• **WHAT THIS TASK INVOLVES**
Each line of the data below containing "Variables" needs to be listed.

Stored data
---
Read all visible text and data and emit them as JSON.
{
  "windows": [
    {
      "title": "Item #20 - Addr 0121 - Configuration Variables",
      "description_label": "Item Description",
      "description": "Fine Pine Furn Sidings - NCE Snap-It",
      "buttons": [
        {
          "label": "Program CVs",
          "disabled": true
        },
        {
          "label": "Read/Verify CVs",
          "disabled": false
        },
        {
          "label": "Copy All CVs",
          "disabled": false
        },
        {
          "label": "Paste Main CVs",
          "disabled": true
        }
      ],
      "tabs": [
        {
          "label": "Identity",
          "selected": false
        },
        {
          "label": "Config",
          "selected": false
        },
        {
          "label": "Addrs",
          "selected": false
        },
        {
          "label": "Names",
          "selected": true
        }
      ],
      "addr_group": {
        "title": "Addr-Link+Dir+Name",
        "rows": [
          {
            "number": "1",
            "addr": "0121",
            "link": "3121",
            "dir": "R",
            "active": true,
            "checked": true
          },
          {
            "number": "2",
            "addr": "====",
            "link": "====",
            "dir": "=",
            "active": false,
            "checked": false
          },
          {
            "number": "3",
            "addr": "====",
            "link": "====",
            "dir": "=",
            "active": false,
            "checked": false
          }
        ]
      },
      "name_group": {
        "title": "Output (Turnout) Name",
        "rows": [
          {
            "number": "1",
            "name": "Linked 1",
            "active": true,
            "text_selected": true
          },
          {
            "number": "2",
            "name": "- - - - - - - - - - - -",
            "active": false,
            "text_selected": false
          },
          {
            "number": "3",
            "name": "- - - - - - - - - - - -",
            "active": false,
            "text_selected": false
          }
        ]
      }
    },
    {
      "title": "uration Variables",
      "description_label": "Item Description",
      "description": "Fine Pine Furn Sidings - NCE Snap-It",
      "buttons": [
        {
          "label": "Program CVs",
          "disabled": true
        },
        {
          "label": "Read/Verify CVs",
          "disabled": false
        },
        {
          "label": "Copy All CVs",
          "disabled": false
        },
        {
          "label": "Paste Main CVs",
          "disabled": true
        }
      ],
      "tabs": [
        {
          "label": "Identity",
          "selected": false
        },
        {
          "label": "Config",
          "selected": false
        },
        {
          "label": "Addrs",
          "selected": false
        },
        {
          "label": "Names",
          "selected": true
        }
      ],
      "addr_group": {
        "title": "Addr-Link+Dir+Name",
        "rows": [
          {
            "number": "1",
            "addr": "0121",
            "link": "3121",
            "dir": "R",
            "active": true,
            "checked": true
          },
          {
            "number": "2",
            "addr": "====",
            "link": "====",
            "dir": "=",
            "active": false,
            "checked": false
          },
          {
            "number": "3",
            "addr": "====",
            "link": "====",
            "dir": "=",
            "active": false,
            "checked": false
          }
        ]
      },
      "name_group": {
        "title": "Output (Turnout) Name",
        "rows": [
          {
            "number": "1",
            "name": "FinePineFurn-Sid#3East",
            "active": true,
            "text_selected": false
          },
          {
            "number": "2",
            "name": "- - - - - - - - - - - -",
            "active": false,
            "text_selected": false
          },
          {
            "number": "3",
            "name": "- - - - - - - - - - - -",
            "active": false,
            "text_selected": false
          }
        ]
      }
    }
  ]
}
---
• **TASK ANSWER**
      "title": "Item #20 - Addr 0121 - Configuration Variables",
      "title": "uration Variables",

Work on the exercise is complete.